----- Records shown -----

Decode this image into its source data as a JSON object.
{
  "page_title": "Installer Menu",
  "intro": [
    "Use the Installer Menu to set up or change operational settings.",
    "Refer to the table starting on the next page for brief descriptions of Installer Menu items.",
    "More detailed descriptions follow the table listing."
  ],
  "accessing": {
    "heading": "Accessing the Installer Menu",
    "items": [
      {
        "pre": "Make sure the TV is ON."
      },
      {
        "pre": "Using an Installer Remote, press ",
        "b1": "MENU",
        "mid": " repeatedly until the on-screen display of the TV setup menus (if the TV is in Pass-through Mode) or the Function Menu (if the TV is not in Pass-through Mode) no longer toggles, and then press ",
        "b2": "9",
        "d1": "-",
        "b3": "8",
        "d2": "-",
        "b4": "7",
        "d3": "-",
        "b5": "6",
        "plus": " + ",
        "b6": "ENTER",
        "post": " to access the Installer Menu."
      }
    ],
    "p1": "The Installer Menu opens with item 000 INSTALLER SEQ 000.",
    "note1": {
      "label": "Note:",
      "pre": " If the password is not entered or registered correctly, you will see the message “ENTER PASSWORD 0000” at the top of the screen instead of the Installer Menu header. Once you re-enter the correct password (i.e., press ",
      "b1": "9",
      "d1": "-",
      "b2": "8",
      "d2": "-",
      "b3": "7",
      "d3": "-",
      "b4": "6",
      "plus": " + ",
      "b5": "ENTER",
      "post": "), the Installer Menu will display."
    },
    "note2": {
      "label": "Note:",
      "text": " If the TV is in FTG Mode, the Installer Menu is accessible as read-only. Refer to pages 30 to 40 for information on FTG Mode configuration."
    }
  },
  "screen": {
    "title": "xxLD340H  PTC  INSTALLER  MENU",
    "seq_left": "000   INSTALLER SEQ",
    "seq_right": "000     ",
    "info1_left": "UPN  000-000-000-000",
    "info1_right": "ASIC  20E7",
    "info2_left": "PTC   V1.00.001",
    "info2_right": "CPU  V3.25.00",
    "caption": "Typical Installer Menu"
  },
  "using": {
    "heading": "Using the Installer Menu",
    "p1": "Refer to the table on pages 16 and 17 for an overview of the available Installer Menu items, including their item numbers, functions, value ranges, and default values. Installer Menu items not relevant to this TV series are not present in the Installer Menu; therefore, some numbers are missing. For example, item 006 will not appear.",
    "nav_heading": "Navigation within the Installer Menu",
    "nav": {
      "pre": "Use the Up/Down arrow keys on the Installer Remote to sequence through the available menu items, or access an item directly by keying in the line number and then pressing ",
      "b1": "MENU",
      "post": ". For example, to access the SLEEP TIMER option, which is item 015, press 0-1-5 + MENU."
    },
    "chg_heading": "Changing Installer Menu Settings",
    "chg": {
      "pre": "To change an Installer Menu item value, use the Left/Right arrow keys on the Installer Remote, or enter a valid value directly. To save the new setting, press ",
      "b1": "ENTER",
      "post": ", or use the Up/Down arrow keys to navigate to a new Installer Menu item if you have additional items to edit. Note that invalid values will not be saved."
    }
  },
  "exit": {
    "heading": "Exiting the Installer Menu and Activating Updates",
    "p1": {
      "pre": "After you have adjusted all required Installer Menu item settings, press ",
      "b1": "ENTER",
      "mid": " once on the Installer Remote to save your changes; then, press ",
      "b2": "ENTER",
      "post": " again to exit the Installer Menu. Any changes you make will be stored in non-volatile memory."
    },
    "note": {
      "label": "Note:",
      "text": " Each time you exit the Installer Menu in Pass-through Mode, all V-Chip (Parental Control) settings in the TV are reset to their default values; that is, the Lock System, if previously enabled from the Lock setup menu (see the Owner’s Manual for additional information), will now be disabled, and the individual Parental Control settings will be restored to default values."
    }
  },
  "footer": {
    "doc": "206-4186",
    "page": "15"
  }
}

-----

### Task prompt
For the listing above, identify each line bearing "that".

### Written solution
      "post": ", or use the Up/Down arrow keys to navigate to a new Installer Menu item if you have additional items to edit. Note that invalid values will not be saved."
      "text": " Each time you exit the Installer Menu in Pass-through Mode, all V-Chip (Parental Control) settings in the TV are reset to their default values; that is, the Lock System, if previously enabled from the Lock setup menu (see the Owner’s Manual for additional information), will now be disabled, and the individual Parental Control settings will be restored to default values."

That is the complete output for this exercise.